→ **Your objective**: Among the lines below, count those with "JSON". Give only the number.

Segment Start: Exercise input

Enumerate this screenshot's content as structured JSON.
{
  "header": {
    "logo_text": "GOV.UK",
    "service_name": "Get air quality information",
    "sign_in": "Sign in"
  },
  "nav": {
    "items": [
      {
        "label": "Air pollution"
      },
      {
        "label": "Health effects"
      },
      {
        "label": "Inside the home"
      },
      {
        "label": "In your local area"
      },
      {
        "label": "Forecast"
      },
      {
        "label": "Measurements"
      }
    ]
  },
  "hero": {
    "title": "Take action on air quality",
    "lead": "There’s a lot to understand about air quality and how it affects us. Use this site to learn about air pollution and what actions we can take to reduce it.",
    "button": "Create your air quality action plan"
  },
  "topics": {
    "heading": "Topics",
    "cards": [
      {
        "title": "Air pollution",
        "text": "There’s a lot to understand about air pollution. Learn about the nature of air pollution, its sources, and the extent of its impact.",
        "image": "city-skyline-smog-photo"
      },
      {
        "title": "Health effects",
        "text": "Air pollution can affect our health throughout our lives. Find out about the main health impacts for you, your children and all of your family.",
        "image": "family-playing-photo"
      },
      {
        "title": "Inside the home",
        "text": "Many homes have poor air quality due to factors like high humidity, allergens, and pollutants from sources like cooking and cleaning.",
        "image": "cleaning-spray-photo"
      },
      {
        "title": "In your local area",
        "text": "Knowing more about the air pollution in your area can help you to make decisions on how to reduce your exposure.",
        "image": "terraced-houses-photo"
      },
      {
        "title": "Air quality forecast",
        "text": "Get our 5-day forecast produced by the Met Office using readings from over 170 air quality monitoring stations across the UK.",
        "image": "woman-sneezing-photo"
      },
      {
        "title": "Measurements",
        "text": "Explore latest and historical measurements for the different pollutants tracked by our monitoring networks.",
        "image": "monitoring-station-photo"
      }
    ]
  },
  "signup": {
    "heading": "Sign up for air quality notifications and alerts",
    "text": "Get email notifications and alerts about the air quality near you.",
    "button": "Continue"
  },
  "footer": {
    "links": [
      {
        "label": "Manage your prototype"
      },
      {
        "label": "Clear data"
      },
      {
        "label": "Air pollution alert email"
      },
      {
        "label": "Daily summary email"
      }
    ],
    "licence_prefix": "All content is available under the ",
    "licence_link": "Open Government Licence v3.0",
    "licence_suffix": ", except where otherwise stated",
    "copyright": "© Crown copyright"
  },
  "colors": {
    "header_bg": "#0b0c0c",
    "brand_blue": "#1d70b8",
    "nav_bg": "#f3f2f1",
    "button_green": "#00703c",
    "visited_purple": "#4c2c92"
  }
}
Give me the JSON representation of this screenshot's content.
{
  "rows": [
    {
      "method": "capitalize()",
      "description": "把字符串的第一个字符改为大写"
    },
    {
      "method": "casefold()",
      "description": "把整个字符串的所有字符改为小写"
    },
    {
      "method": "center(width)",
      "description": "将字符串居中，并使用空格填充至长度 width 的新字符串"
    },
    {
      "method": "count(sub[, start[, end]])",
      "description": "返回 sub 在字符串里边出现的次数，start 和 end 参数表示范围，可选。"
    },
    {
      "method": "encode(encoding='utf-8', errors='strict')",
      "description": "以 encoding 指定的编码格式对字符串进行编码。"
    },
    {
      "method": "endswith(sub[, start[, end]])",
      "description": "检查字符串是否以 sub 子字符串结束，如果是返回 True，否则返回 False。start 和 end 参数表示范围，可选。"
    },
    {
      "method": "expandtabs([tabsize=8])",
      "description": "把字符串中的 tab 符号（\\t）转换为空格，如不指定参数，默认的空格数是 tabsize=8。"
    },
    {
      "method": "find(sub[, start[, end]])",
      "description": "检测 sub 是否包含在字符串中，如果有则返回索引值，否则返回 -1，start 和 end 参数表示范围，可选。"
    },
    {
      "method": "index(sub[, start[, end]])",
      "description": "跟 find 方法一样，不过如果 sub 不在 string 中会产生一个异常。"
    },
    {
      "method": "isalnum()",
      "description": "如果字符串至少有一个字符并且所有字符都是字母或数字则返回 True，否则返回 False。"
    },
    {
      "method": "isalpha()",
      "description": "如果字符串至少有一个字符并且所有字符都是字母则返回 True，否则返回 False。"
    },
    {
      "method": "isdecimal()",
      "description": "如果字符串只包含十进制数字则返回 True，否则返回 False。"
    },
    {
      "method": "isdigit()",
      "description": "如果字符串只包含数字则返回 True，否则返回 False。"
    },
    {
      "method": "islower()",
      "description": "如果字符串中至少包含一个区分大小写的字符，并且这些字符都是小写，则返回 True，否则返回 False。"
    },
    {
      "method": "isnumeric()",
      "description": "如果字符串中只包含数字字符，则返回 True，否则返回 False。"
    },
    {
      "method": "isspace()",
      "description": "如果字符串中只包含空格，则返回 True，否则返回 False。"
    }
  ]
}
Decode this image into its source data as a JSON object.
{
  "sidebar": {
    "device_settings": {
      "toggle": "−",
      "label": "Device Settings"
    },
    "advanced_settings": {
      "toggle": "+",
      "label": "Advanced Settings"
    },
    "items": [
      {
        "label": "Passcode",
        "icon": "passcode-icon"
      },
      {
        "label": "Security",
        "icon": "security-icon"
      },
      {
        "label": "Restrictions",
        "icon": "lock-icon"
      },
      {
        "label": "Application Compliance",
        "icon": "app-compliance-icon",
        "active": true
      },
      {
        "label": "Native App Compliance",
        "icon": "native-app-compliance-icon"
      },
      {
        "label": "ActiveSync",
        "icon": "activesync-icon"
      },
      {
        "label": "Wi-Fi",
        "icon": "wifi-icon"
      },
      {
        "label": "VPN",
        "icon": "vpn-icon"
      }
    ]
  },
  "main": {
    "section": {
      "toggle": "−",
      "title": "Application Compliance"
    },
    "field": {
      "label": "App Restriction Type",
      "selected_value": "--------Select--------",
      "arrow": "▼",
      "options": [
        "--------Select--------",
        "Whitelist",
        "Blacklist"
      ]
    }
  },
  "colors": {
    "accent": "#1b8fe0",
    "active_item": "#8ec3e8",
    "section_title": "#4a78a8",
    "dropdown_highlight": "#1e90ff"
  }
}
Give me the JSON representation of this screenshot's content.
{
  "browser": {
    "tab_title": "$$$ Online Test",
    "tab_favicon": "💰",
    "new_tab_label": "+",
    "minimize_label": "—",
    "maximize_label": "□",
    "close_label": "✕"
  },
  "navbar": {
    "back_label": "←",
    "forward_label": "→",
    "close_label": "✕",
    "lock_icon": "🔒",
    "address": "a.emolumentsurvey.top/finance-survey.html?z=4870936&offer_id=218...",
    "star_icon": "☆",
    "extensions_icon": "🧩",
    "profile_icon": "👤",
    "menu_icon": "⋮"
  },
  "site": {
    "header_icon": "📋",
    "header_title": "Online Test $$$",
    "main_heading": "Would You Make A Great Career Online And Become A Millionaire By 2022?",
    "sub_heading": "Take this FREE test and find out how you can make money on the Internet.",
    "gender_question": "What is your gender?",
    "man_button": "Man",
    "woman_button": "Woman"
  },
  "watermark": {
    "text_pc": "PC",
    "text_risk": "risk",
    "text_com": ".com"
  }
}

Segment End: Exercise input

→ **Output for this task**: 4